I’ve always been a huge fan of the Olympics. Huge. I love that the world can come together and compete in sports, despite the various states of chaos going on around the globe. Athletic competition can be the equalizer for worldwide diplomatic relations. The games always reveal huge surprises that make the Olympics so interesting.
My favorite gymnast of all time was Olga Korbut who, in 1972, captivated the world with her flawless performances and captured our hearts with the charm she exuded as she danced across the balance beam and tumbled through the air. She was irresistible and inspired many young ladies watching at the time to become gymnasts. There was no denying Olga's influence on the sport which became hugely popular in the US as a result.
As I watched this year, an event occurred that really struck me. In the 400 Individual Medley Swimming Final, there was an American swimmer, Chase Kalisz, participating in his first Olympics. This particular swimming competition is one the United States has owned since 1996—always owning the gold. But Kasuke Hasino of Japan had other plans on this night.
The US Swimmer came in second and went home with the silver medal instead of the gold. Not that a silver medal is anything to sneeze at, but remeber that the US has forever dominated this race. What's interesting is that the young American swimmer beat his old record by three seconds. If you follow any event that is timed, 3 seconds is almost an eternity. Three seconds beyond his best, and he came in second.
So, did he lose?
In my opinion, the competition, perhaps. But lose? Absolutely not. I've always believed that all we can do is our very best in anything we do.
As pour over social media, I read countless stories of how depressed and upset parents get with themselves when their child’s glucose numbers are out of control, 'no matter what they try'. I‘ve seen the tears of sheer parental frustration that this disease brings upon their families.
Clearly, the young swimmer who beat his own time by three seconds surely has nothing to be upset about. He did his absolute best and then some.
Over the years I have been asked a question, and a real tough one, by people who are extremely nervous to even consider asking such a question. But I have never shied away, and neither have my kids. Stay with me on this. Here's the way it goes:
“Aren’t you ever afraid?”
“You know, diabetes can be a tough disease…and you never know...”
“You know…the ultimate horror story…uhmmmm…I mean…”
“You mean my kids dying from this disease?”
The only way to understand something is to hit it head on and not pussy-foot-around it. In the scenarios above—and it’s been a discussion many times in our 23 year journey—it's the 800 pound gorilla in the room, that no one talks about.
Let’s be crystal clear on this subject; I rarely if ever, think about this scenario. But I surely know it’s possible. Still, it’s just as possible (and probably more so) that my children will be killed in a car accident as it is from having type 1 diabetes. Do I not let them drive? Of course not but here's the way I deal with fear:
I don’t fear it. What I do, is respect it. The reason I do not fear my kids behind the wheel of their cars is that they are fully educated on every aspect of the vehicle they drive.
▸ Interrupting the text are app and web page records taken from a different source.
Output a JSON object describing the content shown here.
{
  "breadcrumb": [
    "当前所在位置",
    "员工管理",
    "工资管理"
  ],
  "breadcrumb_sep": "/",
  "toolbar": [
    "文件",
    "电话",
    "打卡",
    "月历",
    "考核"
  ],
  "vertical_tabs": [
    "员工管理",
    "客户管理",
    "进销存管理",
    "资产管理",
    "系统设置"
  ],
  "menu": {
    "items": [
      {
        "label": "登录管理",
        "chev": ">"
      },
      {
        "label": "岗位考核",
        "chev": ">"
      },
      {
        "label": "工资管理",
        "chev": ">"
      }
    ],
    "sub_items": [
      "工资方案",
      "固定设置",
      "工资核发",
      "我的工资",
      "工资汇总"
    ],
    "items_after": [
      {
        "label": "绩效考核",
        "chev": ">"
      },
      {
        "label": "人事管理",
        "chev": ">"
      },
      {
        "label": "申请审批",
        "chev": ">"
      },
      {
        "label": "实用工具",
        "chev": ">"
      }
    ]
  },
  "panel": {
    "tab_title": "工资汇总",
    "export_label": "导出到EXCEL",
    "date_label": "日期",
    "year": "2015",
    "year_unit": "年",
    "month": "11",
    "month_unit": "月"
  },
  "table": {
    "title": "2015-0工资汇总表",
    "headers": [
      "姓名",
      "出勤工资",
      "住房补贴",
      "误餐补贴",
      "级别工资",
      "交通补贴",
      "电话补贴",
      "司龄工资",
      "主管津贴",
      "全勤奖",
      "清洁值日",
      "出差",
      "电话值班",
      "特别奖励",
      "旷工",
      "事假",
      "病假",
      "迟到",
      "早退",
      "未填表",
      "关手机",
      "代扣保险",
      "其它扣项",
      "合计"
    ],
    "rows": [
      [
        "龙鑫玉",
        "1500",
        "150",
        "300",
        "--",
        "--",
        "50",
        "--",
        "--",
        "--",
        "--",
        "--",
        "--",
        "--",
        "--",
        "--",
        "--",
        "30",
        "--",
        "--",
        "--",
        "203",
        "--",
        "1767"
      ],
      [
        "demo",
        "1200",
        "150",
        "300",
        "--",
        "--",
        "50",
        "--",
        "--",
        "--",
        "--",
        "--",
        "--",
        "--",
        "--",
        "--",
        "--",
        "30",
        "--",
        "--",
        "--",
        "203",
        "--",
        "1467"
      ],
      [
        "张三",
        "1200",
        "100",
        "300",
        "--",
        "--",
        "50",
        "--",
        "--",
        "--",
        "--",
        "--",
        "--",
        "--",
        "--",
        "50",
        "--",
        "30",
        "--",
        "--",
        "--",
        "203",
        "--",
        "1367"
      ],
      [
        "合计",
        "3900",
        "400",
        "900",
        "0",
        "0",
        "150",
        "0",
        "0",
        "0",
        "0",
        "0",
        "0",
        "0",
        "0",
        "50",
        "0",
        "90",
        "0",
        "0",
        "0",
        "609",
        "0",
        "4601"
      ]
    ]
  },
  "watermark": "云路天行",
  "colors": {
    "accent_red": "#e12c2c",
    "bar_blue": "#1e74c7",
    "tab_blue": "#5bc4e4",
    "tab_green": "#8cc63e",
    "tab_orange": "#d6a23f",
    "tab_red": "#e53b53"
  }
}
They know what it can do, and they know what can be done to them by someone else who does not know as much about driving as they do. We are not gripped with fear each and every time they go out in their car.
Education, education, and more education. Preparation, preparation, and more preparation. These are the tools to give our kids and to ourselves.
When asked that awful question, my answer has been the same since day one. Should the ultimate ever happen, I must, MUST, be able to look myself in the mirror and say I did everything I could. I taught them everything I could to help them live full, active, and positive lives.
The only acceptable answer for me has been, yes. If I could not answer ‘yes’, I went back to the drawing board and kept at it. Kept at it until we were all ready to take-on whatever was ahead of us. And the only one who can answer that question honestly is ourselves.
If you need to do more, whatever that means, than do it. Every situation is different and everyone has to deal with challenges. Winston Churchill once said, “If going through Hell, keep going.” Let that quote be your inspiration.
Our kids have thrived. Lucky? Sure that has no doubt played a role, but they‘re about as versed as they can be about their health challenges. The decisions they make now are the decisions we made for them when they were younger.
And that for us is as good as any gold medal will ever be.
I am a Diabetes Dad.